Web page and app entries
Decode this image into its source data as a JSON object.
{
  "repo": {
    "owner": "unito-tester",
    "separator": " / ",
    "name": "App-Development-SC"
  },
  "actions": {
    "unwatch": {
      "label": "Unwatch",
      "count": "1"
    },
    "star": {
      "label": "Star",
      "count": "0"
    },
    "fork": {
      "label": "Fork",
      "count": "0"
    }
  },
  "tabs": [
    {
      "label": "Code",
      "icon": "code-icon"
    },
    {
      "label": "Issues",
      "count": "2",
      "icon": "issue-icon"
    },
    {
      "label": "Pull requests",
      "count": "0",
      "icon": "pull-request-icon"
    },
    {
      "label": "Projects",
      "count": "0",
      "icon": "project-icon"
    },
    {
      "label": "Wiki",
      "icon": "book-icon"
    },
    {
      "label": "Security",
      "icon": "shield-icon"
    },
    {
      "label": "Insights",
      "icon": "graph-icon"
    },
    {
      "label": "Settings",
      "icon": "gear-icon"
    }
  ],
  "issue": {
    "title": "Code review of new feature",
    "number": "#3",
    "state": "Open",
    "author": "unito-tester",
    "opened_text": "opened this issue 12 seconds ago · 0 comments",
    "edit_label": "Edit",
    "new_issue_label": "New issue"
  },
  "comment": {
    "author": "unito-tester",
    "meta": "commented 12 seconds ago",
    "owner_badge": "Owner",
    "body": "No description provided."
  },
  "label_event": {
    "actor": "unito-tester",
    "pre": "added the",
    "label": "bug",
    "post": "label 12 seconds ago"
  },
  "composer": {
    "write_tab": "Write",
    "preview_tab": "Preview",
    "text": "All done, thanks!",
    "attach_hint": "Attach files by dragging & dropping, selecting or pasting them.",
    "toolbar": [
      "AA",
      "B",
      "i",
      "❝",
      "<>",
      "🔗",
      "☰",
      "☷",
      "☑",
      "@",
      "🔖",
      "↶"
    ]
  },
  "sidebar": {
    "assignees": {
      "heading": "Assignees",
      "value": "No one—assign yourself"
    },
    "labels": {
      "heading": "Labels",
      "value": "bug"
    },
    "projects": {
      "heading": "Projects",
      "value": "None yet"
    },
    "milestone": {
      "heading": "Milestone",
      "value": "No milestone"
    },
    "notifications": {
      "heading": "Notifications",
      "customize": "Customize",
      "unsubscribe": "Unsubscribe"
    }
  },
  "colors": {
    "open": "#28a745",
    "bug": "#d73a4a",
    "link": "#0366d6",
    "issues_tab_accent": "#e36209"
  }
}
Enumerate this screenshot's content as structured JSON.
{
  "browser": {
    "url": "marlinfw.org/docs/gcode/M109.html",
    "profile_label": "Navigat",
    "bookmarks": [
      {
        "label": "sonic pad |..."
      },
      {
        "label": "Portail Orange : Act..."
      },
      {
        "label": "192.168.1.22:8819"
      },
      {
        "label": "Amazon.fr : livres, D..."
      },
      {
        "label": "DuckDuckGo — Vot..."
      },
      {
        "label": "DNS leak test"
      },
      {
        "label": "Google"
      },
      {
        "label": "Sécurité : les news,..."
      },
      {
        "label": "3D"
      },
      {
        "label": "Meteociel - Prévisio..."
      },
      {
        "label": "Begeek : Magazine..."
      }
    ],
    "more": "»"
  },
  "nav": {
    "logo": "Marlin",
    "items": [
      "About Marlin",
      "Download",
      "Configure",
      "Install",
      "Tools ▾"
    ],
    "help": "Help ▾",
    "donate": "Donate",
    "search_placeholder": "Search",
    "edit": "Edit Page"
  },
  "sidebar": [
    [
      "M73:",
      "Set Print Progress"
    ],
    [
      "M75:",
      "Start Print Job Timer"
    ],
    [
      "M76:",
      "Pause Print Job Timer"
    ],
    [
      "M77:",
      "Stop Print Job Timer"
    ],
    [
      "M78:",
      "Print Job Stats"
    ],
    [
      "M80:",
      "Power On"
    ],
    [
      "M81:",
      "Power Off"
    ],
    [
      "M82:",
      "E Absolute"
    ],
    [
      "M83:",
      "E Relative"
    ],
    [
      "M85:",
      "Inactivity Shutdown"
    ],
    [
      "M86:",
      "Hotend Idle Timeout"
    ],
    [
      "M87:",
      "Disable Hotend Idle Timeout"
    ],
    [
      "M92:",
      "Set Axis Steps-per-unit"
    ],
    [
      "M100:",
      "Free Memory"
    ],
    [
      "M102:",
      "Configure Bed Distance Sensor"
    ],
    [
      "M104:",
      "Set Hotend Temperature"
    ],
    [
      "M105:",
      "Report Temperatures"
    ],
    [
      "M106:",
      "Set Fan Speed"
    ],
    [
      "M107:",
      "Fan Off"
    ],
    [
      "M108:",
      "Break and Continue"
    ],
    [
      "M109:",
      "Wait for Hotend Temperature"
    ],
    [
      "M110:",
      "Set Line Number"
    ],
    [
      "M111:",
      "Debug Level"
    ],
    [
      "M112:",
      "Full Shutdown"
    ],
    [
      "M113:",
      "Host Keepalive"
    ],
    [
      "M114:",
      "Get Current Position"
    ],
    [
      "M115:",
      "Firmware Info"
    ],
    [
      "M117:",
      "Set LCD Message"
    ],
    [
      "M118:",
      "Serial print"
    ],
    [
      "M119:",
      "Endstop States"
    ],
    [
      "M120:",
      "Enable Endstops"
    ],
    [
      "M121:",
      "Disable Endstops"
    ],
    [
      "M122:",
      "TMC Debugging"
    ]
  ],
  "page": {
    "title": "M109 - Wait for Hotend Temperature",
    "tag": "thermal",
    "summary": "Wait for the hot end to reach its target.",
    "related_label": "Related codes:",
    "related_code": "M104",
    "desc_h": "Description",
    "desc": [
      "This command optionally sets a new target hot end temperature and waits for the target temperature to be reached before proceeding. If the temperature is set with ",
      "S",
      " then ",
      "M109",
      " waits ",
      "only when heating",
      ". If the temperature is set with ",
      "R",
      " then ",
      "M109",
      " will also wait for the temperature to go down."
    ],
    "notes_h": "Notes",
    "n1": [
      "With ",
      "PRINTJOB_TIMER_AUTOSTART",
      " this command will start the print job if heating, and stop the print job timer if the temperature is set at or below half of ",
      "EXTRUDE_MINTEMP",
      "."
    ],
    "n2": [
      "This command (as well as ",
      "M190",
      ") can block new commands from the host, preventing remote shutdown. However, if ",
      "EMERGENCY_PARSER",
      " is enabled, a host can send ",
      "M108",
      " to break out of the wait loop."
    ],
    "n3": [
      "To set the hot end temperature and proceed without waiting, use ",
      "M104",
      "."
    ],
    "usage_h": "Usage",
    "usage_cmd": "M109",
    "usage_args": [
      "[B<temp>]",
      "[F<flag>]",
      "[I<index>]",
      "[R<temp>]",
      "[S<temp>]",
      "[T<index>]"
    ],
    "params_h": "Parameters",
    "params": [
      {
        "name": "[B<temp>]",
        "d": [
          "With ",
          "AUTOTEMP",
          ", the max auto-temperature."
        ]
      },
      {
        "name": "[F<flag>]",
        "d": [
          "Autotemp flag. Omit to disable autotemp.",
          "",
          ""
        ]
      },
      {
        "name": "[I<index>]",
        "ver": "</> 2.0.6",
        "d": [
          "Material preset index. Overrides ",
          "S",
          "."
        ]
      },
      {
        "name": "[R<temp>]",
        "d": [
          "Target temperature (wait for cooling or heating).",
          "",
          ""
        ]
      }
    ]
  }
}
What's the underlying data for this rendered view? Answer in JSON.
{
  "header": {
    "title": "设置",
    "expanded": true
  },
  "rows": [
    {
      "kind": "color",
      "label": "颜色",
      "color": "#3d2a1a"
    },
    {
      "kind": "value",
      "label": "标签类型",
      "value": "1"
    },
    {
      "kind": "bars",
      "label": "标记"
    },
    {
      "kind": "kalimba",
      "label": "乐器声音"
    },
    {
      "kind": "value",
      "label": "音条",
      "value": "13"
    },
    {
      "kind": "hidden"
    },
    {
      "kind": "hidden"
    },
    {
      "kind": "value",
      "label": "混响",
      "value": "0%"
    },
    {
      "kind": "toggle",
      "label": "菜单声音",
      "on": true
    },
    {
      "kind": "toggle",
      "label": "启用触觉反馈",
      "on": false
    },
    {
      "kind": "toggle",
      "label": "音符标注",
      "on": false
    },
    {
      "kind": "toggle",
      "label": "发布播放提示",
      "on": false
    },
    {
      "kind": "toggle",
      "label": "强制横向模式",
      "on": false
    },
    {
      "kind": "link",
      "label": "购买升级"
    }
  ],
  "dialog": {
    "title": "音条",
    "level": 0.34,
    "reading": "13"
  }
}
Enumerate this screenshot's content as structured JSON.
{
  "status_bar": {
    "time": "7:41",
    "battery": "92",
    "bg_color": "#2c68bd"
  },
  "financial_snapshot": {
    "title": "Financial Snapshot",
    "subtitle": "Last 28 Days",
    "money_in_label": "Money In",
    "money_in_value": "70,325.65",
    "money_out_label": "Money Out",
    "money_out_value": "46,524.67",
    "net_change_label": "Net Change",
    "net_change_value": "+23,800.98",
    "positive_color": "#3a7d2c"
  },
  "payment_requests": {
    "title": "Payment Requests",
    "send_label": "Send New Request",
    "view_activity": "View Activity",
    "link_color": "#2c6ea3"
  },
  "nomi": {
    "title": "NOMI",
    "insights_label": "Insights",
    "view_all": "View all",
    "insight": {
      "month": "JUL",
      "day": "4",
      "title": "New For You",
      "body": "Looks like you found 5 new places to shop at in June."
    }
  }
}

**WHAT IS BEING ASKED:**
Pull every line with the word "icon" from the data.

**ANSWER TO THIS TASK:**
      "icon": "code-icon"
      "icon": "issue-icon"
      "icon": "pull-request-icon"
      "icon": "project-icon"
      "icon": "book-icon"
      "icon": "shield-icon"
      "icon": "graph-icon"
      "icon": "gear-icon"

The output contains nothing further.